Selena

SELENA is a bittersweet portrayal of the tragically short life and career of the Tejano superstar. The film traces the singer's beginnings from a run-down area of Corpus Christi, Texas, to her untimely death at the age of 23, just as she was achieving international star status.

  • Starring: Edward James Olmos and Jennifer Lopez
  • Director(s): Gregory Nava
  • Producer(s): Selena Productions, Inc.
  • Screenwriter(s): Gregory Nava
  • Distributor: Warner Brothers, Inc.
  • Animal Coordinator: Unknown
  • Release Date: Friday, March 21, 1997
  • Rating: Acceptable

Featured Animal Action

There's a moderate amount of animal action in the film. Horses are seen briefly lending atmosphere in several western settings. Then the scene shifts to an enormous sports arena packed with Selena's adoring and excited fans. Selena makes a spectacular entrance aboard a glitzy, horse-drawn open carriage. The driver stops the carriage at a center-stage position, and Selena alights amid the sounds of her cheering, exhuberant fans. These horses did not require any special training as they were performing tasks they normally do everyday. In an early scene, Selena is portrayed as a child who loves animals. She keeps a pet chicken in the family shower. When her kid sister pushes back the shower curtain, it surprises the chicken, who flies up to the windowsill, getting entangled in the slats of the Venetian blind. The bird/actor had been trained and rehearsed to fly from her perch on the shelf to a feeding box just above and behind the camera. The child-actress, who had been rehearsed separately, was then brought in to film the scene. On the first take, the trainer placed the bird on the shelf, and then called the bird by shaking the feeding box, but as the bird flew up from the shelf to cross to the feeding box, the nervous girl screamed, diverting the chicken, who flew to the windowsill, getting entangled in the slats of the blinds as she landed. The chicken was not harmed, as determined by our field rep who was on the set and examined the chicken. Because two chickens had been trained to perform the same action, the balance of filming was divided between the two birds. They then performed perfectly as they had done in rehearsal.

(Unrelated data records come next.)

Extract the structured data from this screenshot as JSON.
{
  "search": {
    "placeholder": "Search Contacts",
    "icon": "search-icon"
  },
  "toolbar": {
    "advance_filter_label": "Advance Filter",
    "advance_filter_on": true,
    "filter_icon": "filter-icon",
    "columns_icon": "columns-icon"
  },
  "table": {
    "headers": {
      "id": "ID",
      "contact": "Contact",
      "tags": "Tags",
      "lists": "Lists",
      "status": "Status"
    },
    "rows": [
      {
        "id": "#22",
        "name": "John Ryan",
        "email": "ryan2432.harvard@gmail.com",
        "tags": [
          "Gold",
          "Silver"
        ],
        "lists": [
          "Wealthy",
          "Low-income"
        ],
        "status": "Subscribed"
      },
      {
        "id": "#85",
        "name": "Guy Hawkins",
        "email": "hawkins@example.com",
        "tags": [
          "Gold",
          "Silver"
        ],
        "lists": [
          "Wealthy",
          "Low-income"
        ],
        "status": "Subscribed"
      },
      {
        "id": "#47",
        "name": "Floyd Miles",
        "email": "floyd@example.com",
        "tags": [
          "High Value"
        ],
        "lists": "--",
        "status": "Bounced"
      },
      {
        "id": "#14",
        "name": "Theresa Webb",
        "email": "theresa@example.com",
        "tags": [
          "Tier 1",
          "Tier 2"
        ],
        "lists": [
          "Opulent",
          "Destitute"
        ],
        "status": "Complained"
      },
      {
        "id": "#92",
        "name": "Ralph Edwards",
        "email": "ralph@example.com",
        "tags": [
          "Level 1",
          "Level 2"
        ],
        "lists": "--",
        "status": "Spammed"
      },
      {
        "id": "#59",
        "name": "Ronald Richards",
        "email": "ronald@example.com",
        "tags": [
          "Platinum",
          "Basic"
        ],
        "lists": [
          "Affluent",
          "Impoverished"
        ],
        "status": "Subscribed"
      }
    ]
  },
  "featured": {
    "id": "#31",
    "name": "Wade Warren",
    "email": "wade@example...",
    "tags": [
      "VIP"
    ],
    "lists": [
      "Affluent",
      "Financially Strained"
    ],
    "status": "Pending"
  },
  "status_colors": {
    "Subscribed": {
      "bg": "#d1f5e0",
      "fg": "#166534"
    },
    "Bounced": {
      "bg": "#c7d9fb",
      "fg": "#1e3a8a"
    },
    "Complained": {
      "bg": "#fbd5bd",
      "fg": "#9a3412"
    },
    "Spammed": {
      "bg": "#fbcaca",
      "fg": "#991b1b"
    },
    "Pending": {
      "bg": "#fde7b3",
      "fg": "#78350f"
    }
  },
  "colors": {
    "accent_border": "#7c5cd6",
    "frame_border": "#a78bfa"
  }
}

In other animal action, a man walks a dog on a leash in a residential neighborhood, and seagulls, natural to the filming location, are visable in the background of scenes filmed on Texas beaches bordering the Gulf of Mexico.